[[ Supplied information, beginning ]]

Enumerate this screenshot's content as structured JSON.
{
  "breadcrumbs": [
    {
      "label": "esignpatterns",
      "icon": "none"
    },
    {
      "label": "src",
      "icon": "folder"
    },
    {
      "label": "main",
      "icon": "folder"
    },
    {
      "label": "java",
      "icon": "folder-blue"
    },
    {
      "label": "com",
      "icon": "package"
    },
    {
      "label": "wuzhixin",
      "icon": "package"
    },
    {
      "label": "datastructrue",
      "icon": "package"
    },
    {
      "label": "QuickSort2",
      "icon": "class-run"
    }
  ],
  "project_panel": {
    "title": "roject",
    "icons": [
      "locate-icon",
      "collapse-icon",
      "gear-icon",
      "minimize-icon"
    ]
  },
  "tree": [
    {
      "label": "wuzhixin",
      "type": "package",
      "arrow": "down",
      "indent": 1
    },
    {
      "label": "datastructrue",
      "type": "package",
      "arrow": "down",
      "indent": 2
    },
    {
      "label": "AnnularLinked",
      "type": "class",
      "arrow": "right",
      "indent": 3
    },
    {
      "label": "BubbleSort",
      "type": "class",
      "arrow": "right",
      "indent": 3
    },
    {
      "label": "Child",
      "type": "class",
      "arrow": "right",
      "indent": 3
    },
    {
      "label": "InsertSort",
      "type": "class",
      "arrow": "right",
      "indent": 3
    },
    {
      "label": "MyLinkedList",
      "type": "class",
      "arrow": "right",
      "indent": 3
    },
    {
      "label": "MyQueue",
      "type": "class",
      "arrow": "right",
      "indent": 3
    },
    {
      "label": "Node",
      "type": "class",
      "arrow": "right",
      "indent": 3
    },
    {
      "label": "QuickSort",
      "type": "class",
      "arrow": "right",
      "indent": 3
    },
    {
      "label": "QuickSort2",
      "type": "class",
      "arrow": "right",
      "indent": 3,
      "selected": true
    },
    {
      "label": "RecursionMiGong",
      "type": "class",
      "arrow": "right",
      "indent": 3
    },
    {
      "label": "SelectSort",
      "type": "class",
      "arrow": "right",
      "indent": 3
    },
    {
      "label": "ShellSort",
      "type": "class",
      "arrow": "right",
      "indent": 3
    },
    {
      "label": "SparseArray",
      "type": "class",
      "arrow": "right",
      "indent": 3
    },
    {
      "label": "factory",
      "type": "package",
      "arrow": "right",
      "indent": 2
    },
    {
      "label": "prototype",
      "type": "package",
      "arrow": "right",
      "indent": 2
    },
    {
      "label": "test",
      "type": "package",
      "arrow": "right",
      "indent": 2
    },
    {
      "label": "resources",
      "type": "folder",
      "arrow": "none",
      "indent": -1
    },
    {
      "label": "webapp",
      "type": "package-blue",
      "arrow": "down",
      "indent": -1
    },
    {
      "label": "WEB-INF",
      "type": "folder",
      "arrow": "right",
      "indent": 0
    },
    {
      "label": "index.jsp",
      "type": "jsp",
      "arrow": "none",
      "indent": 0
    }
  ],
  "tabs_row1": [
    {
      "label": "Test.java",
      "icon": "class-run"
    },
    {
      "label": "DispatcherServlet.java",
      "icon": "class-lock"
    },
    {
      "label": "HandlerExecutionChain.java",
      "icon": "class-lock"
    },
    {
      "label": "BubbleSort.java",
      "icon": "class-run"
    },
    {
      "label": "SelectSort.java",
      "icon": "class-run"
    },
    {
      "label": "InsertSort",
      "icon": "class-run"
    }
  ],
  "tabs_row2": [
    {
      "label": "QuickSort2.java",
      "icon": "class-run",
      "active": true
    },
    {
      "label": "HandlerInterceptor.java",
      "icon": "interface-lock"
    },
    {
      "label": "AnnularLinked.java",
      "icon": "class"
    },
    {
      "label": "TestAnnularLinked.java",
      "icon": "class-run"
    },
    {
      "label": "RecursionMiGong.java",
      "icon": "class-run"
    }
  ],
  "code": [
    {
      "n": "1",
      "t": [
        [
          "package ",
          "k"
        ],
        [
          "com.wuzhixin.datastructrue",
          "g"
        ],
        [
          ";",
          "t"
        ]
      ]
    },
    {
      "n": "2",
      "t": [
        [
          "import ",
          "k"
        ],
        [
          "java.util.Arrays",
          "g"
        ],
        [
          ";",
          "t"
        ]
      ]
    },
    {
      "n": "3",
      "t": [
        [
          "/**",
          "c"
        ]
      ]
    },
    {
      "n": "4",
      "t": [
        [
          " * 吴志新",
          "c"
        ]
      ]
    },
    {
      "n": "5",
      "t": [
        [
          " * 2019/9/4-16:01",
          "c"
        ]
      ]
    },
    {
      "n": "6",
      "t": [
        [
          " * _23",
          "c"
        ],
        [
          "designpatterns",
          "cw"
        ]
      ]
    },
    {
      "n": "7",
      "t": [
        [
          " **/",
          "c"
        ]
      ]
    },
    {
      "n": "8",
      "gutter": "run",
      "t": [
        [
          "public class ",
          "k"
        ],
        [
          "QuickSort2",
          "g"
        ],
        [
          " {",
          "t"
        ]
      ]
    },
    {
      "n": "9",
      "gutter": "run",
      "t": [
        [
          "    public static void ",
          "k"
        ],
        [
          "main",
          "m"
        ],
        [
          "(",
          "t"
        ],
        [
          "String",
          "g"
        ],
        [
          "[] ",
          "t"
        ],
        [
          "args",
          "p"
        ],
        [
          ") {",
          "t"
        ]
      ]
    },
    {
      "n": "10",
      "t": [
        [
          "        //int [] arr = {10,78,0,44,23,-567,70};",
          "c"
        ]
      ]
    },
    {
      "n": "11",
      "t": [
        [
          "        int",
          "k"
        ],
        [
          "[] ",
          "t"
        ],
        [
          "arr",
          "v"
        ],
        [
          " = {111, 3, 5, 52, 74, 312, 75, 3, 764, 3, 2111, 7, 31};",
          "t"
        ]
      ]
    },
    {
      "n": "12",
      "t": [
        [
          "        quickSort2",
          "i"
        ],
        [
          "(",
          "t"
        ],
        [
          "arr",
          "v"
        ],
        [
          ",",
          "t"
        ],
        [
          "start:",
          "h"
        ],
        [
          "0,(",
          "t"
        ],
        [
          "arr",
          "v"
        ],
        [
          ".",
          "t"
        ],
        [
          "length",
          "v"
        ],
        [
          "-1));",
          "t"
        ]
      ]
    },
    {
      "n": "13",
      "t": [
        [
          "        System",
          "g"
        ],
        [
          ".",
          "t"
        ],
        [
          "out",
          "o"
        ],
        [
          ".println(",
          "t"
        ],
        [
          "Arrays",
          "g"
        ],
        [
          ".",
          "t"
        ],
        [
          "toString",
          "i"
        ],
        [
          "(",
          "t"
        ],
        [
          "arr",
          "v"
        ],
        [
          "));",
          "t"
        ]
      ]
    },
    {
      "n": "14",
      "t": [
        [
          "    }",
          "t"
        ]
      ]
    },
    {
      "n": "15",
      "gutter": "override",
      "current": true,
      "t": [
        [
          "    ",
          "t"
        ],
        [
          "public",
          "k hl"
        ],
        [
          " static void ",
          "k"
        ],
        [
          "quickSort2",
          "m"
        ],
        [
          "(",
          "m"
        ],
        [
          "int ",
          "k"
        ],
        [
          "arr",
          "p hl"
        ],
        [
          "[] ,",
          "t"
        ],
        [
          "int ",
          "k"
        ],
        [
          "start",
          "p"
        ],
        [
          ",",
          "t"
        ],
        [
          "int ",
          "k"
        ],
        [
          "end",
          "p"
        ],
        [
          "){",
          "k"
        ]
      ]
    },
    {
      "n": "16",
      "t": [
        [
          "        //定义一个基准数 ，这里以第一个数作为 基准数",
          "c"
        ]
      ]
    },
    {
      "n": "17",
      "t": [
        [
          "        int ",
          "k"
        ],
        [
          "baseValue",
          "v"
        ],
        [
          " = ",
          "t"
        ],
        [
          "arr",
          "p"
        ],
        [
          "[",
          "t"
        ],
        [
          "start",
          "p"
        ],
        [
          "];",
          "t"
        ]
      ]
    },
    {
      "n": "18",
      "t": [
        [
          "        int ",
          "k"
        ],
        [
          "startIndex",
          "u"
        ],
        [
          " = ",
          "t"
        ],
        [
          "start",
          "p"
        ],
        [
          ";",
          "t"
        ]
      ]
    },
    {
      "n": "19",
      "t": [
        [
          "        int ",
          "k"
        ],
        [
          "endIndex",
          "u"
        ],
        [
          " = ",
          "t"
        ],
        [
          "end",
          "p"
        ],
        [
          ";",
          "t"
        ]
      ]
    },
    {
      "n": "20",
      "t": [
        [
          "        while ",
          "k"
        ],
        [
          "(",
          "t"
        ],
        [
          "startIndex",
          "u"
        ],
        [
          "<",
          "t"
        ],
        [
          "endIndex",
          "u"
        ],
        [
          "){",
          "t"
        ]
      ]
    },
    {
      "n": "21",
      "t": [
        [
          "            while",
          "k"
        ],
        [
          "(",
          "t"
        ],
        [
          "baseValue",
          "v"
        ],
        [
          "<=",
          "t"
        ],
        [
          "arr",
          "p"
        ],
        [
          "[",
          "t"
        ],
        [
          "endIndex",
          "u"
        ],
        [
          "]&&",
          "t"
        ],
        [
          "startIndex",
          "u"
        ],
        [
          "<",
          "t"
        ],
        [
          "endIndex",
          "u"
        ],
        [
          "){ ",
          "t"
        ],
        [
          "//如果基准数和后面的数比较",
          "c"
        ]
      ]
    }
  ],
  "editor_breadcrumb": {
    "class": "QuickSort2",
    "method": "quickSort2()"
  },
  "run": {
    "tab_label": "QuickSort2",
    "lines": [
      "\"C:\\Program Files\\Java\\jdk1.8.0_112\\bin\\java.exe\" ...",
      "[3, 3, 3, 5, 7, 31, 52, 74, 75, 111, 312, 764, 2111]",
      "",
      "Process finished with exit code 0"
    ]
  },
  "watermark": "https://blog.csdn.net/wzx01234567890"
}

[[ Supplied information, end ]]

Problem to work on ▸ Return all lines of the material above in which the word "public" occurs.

Task result ▸
          "public class ",
          "    public static void ",
          "public",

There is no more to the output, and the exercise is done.